The rest of the call and the service support that followed it are also worthy of mention. The basic troubleshooting questions were covered in the call and allotment to a service engineer was completed. Interestingly, the company has a different way of measuring customer satisfaction with service calls. During the call, I was given a reference code, which I was to give to the service engineer after the problem was solved, and that too only if I was truly satisfied with the way the whole issue was handled. As soon as I hung up, I got an SMS alert with all the details I needed to follow up the request. As promised, the service engineer called me, fixed the visit time and when he arrived was competent enough to assess the problem, suggest a solution and make a follow up trip to finish the job – all within the same day!  I handed him the satisfaction code gladly.
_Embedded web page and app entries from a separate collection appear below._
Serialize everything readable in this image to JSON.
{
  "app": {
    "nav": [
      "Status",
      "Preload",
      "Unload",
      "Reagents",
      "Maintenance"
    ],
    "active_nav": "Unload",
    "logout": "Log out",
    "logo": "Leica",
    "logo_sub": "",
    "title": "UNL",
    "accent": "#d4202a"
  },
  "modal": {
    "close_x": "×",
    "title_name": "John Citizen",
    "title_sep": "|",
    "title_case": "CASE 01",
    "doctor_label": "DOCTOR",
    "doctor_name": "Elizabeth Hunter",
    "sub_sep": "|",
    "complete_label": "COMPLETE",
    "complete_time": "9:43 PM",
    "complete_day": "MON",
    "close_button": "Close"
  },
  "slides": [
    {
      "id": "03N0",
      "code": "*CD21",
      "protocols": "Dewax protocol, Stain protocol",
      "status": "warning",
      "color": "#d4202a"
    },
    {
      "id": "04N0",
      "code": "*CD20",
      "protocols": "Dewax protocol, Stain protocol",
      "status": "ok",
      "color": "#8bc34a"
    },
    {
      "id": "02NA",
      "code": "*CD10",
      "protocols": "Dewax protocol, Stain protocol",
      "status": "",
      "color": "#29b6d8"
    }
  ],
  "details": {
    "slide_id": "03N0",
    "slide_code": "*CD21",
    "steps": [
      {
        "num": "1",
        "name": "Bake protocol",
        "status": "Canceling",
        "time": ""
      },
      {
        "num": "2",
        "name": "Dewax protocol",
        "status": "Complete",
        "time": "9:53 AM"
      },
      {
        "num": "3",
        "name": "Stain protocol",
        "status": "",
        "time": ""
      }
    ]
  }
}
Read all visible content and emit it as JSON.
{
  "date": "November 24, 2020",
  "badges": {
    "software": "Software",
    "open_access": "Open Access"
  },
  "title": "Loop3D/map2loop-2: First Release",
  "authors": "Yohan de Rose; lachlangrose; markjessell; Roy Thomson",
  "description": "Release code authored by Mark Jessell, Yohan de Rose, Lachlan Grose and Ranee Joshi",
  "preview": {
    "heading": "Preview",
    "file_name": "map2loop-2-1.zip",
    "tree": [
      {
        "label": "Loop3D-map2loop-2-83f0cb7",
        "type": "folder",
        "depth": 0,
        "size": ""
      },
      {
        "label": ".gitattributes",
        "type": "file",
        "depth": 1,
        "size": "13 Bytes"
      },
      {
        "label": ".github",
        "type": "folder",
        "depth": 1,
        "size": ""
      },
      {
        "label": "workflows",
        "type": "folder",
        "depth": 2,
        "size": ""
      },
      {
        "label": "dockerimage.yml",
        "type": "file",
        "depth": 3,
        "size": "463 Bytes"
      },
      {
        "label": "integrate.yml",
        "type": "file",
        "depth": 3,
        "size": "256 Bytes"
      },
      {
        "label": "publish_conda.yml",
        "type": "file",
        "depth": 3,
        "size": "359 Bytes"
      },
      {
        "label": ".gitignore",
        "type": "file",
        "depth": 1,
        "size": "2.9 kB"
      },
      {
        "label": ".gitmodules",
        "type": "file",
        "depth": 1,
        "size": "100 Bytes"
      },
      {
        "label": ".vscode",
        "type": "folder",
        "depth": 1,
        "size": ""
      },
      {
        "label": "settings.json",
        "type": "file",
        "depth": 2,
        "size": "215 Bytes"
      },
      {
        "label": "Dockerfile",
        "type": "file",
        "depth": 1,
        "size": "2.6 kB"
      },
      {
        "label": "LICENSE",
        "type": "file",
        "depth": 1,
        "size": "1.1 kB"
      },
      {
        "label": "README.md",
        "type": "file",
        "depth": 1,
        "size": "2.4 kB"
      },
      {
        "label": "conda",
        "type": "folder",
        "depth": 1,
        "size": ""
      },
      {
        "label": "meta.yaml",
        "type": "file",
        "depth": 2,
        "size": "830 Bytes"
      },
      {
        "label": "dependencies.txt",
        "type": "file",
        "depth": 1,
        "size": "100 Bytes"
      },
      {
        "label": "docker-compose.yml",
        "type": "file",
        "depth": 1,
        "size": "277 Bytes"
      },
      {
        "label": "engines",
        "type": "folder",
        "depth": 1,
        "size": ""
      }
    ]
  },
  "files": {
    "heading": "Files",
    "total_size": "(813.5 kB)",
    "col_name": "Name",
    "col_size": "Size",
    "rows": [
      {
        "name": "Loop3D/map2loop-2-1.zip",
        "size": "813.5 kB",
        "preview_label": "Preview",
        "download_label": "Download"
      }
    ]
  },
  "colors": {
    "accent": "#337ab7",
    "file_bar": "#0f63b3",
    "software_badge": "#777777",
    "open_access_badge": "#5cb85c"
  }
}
After all, in this world of unreliable service, this was a fairy tale ending.

The more I think back about this incident, the more convinced I am that the attention to small details such as the simple statement I have alluded to here do have an impact on the customer at many levels. Of course, it would have been useless if the company staff had just been polite and understanding on the phone and then not lived up to the actual service requirement. In this case the overall service framework seemed to be well organized and capacitized and hence the extra “inch” I think went a long way. Which is why instead of cribbing about a faulty washing machine I am writing a glowing report on their customer service?

The lesson in this for every company selling a product linked to a service or just a service is clear. Put yourself in your customer’s shoes and try and replicate their mood and emotion when something goes wrong with your product. Only then can you review the customer service process to see if it has the extra “inches” to deal with the customer as a person first and address the actual problem thereafter.

ERGO:  Save the slimming for other parts of your business, as for your Customer Service, simple pile on those extra “inches”.
Author – Team Inception

Categories: Marketing, Sales, communication, Consumer Durables, customer satisfaction, Customer Service, extra mile

Search

Categories

see all